England Tony R Abbott Director
England Ian Croad Director
England Mike Riley Director
England Michael Steele Director

Youth and community development[edit]

Activities:

Blue Base Study Support Centre was a community sporting initiative sponsored by Halifax, and part of the national Playing For Success educational scheme launched for school pupils to interact with professional sports teams, to help provide motivation to young people. Locally, Blue Base was working with an initiative established by the DfES, in partnership with Calderdale Children and Young People's Services and Halifax. The funding ceased in March 2011, when the Blue Base Centre closed.

The centre existed to support Calderdale schools in their drive to raise attainment levels with their pupils. This is achieved by developing young peoples' levels of motivation, self-esteem and helping them to have a more positive attitude towards learning by concentrating particularly upon literacy, numeracy and the use of ICT.

Retired player, Frank Watene, leads Calderdale Community Coaching Trust which is the club's Foundation providing a wide range of educational programmes designed to promote physical activity and healthy lifestyles amongst people of all ages in the Calderdale area. Activities include Touch Rugby League, healthy heart circuit training and an 'Over 50s Club which plays Kurling at the Shay stadium.

Mascots[edit]

Original Mascot: (100 years ago) Smut the Cat[10]

Recent Mascots: Billy & Bluey, Fat Cat, Bruno the Bear.

Present Mascots: Halicat.

Major honours[edit]

Past coaches[edit]

All-time statistics[edit]

Match[edit]

Goals: 14, Bruce Burton at Hunslet, 27 August 1972
Tries: 8, Keith Williams v Dewsbury, 9 November 1957
Points: 32, John Schuster at Doncaster, 9 October 1994

Season[edit]

Goals: 156 Graham Holroyd 2008
Tries: 48, Johnny Freeman 1956–57
Points: 362, John Schuster 1994–95

Career[edit]

Goals: 1,028, Ronnie James 1960–72
Tries: 290, Johnny Freeman 1954–67
Points: 2,191, Ronnie James 1960–72

Halifax appearances[edit]

Career: Stan Kielty 482 (1946–58)
Season: John Thorley 48 (1956–57)
Consecutive: Dick Davies 108 (1925–28)

Representative appearances[edit]

Great Britain: Karl Harrison 11
Great Britain: Ken Roberts
Great Britain: Terry Fogerty
England: Alvin Ackerley 6
Wales: Arthur Daniels 13
Yorkshire: Archie Rigg 14
Lancashire: Ken Roberts 4
Cumberland: Alvin Ackerley 13

Highest score[edit]

94–4 v Myton Warriors (Challenge Cup) 25 March 2012

Biggest loss[edit]

6–88 v Hull KR (Northern Rail Cup) 23 April 2006

Record crowd[edit]

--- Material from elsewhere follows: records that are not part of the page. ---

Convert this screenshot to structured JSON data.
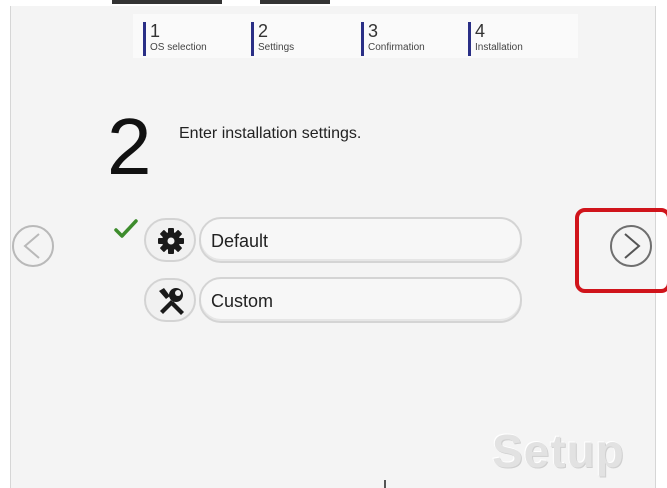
{
  "steps": [
    {
      "number": "1",
      "label": "OS selection"
    },
    {
      "number": "2",
      "label": "Settings"
    },
    {
      "number": "3",
      "label": "Confirmation"
    },
    {
      "number": "4",
      "label": "Installation"
    }
  ],
  "current_step": {
    "number": "2",
    "heading": "Enter installation settings."
  },
  "options": {
    "default": {
      "label": "Default",
      "icon": "gear-icon",
      "selected": true
    },
    "custom": {
      "label": "Custom",
      "icon": "tools-icon",
      "selected": false
    }
  },
  "navigation": {
    "prev_icon": "chevron-left-icon",
    "next_icon": "chevron-right-icon"
  },
  "watermark": "Setup",
  "colors": {
    "step_marker": "#2a2f86",
    "check": "#3d8c2c",
    "highlight": "#d0141b"
  }
}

29,153 v Wigan (Challenge Cup) at Thrum Hall 21 March 1959

All club statistics are courtesy of Andrew Hardcastle (Official Club Historian)(amendments required)

Players earning international caps while at Halifax[edit]

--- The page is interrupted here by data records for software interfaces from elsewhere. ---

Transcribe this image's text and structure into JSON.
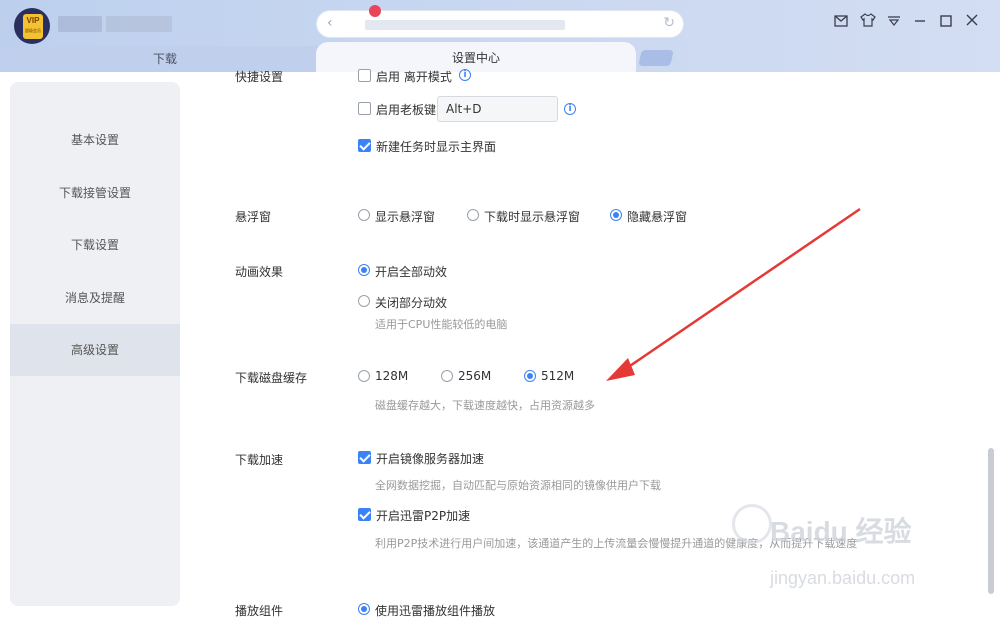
{
  "app": {
    "vip_badge": "VIP",
    "vip_sub": "超级会员"
  },
  "tabs": {
    "download": "下载",
    "settings": "设置中心"
  },
  "sidebar": {
    "items": [
      {
        "label": "基本设置"
      },
      {
        "label": "下载接管设置"
      },
      {
        "label": "下载设置"
      },
      {
        "label": "消息及提醒"
      },
      {
        "label": "高级设置"
      }
    ],
    "active_index": 4
  },
  "sections": {
    "shortcut": {
      "label": "快捷设置",
      "opt_boss_mode": "启用 离开模式",
      "opt_boss_key": "启用老板键",
      "boss_key_value": "Alt+D",
      "opt_show_main": "新建任务时显示主界面",
      "show_main_checked": true
    },
    "float_window": {
      "label": "悬浮窗",
      "options": [
        "显示悬浮窗",
        "下载时显示悬浮窗",
        "隐藏悬浮窗"
      ],
      "selected": "隐藏悬浮窗"
    },
    "animation": {
      "label": "动画效果",
      "opt_all": "开启全部动效",
      "opt_partial": "关闭部分动效",
      "partial_hint": "适用于CPU性能较低的电脑",
      "selected": "开启全部动效"
    },
    "disk_cache": {
      "label": "下载磁盘缓存",
      "options": [
        "128M",
        "256M",
        "512M"
      ],
      "selected": "512M",
      "hint": "磁盘缓存越大，下载速度越快，占用资源越多"
    },
    "acceleration": {
      "label": "下载加速",
      "opt_mirror": "开启镜像服务器加速",
      "mirror_hint": "全网数据挖掘，自动匹配与原始资源相同的镜像供用户下载",
      "opt_p2p": "开启迅雷P2P加速",
      "p2p_hint": "利用P2P技术进行用户间加速，该通道产生的上传流量会慢慢提升通道的健康度，从而提升下载速度"
    },
    "player": {
      "label": "播放组件",
      "opt_use_player": "使用迅雷播放组件播放"
    }
  },
  "watermark": {
    "line1": "Baidu 经验",
    "line2": "jingyan.baidu.com"
  },
  "colors": {
    "accent": "#3b82f6",
    "annotation_arrow": "#e53935"
  }
}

Halifax RLFC Hall of Fame[edit]

Other notable players[edit]

These players have either; played in a Challenge Cup, Rugby Football League Championship, Yorkshire Cup, or Yorkshire League final, played during Super League (Super League I (1996)) -to- Super League VIII (2003)), have received a Testimonial match, were international representatives before, or after, their time at Halifax, or are notable outside of rugby league.

References[edit]

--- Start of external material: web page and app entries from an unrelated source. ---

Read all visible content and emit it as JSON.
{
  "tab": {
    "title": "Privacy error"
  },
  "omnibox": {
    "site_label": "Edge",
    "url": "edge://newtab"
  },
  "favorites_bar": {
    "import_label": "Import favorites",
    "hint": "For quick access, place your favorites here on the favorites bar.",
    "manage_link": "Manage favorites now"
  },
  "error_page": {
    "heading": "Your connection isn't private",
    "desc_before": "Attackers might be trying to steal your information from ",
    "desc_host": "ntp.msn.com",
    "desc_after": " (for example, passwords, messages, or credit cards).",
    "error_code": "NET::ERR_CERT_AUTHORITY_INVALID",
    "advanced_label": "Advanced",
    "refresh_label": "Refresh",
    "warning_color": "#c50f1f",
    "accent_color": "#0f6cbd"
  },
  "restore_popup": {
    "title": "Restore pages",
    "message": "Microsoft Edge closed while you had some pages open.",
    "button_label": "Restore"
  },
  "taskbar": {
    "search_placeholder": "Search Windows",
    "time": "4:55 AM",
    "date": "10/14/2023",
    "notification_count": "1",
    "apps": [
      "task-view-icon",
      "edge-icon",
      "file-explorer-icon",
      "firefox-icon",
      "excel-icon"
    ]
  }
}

  1. ^ "Coaching Staff". Halifax RLFC. Retrieved 4 September 2014. 
  2. ^ a b Baker, Andrew (20 August 1995). "100 years of rugby league: From the great divide to the Super era". Independent, The (London: independent.co.uk). Retrieved 4 September 2013. 
  3. ^ a b "Becoming a Director". Retrieved 4 September 2013. 
  4. ^ Dave Hadfield (20 December 1995). "Rugby's pounds 87m deal gives Murdoch transfer veto". London: The Independent. Retrieved 4 September 2013. 
  5. ^ Hadfield, Dave (22 April 1995). "British tours will survive the Super League fall-out". The Independent (London). Retrieved 4 September 2013. 
  6. ^ "Mercer willing to play on". BBC News. 3 April 2001. Retrieved 4 September 2013. 
  7. ^ "Halifax give Linnane the boot". The Daily Telegraph (London). 25 August 2002. Retrieved 4 September 2013. 
  8. ^ "Hall replaces Farrell at Halifax". BBC News. 15 June 2006. Retrieved 4 September 2013. 
  9. ^ "Posner secures Halifax survival". BBC News. 8 September 2006. Retrieved 4 September 2013. 
  10. ^ "100-year-old postcard that inspired the new Halifax RLFC mascot". Retrieved 4 September 2013. 

External links[edit]